What you will do: Within the records, which lines hold the string "Downloads"? Report each one by copying it.

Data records
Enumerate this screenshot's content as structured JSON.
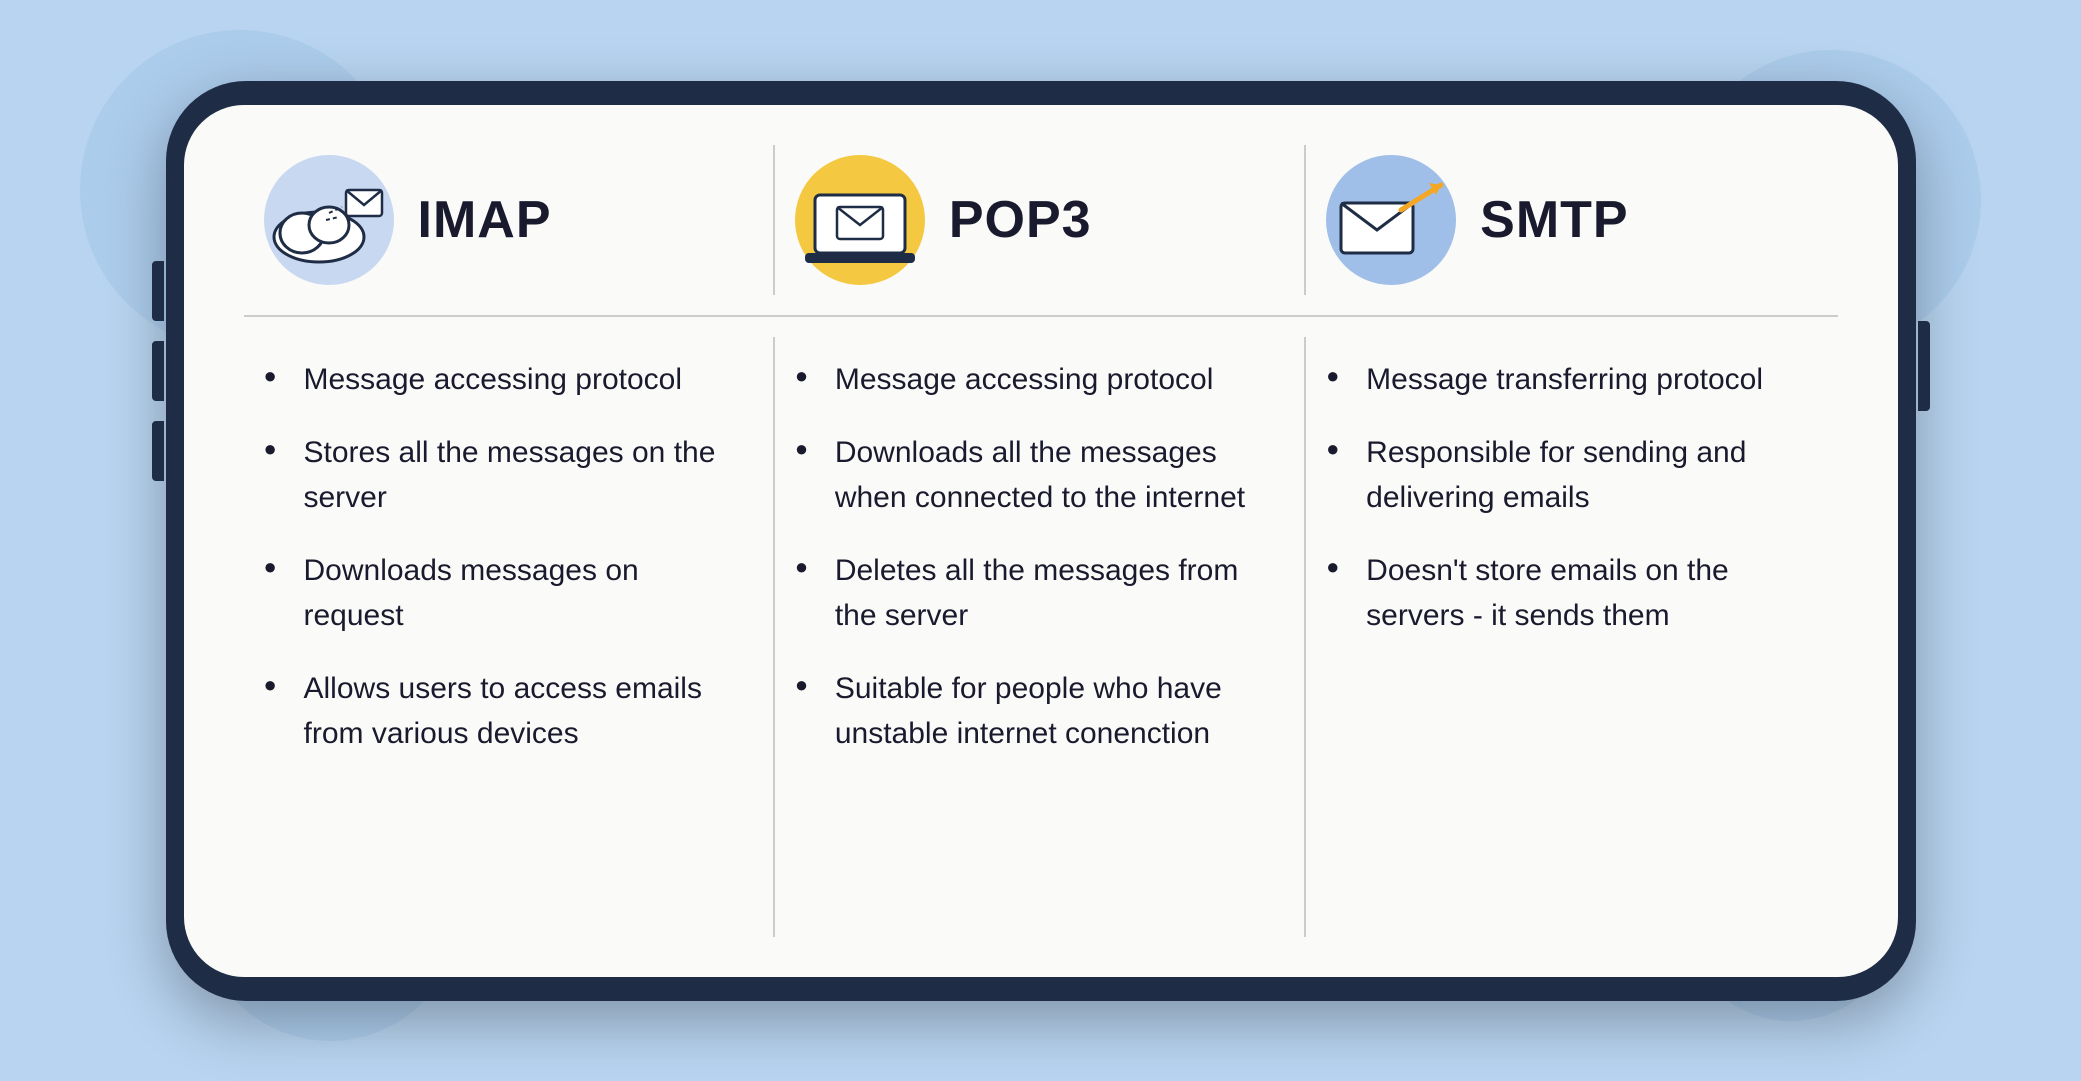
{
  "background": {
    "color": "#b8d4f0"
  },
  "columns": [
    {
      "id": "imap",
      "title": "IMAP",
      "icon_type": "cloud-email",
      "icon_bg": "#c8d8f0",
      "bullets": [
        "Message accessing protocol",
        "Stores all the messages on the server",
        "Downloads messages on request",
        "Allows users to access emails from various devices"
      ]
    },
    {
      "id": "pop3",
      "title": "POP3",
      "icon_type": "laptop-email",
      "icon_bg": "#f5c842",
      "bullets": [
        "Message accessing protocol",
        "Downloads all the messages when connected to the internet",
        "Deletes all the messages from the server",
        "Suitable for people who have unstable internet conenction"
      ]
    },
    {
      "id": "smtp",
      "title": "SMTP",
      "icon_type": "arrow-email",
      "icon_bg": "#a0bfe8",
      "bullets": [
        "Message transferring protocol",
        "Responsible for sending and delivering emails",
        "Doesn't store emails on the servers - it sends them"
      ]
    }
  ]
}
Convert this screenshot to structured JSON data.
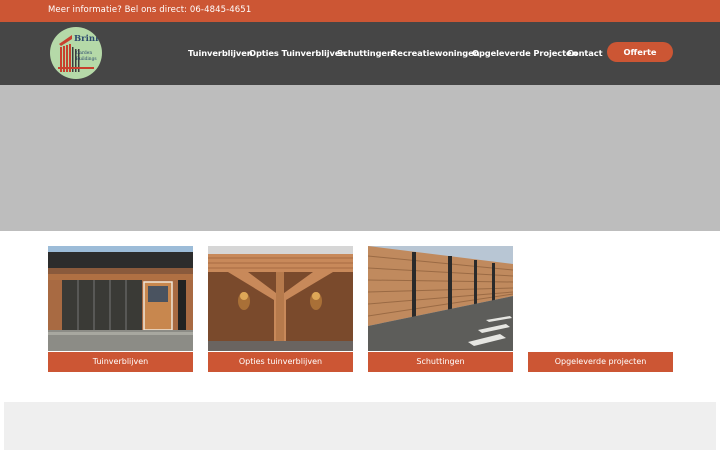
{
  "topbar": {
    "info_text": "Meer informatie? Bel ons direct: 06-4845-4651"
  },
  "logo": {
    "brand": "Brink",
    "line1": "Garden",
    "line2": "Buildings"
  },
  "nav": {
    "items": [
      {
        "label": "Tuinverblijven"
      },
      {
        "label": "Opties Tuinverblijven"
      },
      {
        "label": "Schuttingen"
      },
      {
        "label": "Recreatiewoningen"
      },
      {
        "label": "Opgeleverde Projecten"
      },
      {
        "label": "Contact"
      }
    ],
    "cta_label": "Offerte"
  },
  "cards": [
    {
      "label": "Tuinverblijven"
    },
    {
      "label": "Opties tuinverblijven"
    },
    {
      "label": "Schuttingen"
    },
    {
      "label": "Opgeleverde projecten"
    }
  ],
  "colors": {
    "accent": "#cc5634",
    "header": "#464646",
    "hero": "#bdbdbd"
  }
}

Task result:
        "Downloads messages on request",
        "Downloads all the messages when connected to the internet",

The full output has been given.